Dataset extract »
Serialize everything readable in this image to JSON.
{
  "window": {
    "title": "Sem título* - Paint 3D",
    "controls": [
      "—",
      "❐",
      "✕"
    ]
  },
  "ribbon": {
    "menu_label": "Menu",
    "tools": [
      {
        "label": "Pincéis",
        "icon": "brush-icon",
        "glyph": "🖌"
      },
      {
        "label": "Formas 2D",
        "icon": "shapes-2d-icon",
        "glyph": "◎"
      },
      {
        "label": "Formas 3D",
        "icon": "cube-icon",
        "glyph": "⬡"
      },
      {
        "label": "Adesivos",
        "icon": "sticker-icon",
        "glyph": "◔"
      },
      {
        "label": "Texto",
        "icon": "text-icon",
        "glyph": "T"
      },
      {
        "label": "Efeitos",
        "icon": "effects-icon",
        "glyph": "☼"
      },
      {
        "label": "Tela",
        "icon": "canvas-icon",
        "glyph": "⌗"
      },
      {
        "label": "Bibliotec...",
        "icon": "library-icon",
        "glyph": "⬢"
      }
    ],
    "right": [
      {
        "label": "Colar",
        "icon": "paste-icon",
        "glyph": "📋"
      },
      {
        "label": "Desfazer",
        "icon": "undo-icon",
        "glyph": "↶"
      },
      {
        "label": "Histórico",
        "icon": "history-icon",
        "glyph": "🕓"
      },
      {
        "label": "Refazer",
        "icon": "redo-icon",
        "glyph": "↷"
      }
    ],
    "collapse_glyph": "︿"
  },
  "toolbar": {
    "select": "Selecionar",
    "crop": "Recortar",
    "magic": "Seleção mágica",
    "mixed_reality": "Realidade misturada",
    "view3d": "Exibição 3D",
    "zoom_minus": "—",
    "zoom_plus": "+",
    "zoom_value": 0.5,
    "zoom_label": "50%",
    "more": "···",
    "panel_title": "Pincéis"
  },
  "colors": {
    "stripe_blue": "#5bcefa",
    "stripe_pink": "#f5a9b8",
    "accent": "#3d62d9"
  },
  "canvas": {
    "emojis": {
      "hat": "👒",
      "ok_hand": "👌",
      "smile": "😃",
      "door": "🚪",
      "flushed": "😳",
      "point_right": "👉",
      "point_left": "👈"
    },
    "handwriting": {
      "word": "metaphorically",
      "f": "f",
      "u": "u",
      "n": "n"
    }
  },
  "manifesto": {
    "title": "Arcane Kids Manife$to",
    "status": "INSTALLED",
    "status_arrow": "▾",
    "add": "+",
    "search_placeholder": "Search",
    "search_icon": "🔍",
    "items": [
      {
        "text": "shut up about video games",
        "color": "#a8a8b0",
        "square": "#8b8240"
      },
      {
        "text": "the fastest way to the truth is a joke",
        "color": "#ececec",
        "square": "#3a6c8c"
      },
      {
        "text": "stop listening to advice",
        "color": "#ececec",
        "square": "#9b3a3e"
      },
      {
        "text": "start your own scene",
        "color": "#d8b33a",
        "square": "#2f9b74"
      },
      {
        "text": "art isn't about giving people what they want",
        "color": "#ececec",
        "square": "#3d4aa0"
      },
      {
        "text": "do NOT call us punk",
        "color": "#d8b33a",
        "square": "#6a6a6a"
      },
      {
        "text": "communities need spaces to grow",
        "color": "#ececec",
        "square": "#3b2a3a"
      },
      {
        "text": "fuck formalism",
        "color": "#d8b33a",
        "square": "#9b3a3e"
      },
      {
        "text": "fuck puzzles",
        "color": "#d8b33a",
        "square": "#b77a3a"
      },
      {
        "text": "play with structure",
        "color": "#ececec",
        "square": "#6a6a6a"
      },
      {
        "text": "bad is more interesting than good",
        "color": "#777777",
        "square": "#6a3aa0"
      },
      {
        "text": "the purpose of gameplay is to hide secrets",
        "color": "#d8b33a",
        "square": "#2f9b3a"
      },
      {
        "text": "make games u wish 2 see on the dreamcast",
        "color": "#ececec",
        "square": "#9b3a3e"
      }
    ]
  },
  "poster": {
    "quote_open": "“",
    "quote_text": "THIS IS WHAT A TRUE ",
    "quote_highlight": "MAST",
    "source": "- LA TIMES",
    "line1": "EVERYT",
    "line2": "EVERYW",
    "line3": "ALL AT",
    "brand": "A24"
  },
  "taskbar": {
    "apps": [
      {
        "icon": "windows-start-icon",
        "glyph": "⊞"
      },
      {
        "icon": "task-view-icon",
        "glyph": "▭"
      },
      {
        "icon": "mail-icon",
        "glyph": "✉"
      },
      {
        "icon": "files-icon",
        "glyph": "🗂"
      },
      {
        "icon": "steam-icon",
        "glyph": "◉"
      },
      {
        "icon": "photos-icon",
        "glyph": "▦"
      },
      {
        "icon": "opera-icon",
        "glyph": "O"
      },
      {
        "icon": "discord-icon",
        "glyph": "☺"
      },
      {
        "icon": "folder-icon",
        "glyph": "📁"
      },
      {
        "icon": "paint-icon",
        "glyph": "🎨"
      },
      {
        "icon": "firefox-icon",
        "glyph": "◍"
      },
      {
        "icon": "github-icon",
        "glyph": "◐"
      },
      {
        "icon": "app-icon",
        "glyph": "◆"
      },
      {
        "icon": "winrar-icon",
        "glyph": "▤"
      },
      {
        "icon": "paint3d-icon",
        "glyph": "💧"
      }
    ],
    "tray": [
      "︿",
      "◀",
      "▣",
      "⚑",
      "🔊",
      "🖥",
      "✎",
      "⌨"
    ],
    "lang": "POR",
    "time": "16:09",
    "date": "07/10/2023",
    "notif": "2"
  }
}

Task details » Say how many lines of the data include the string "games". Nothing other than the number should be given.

Response to this task » 2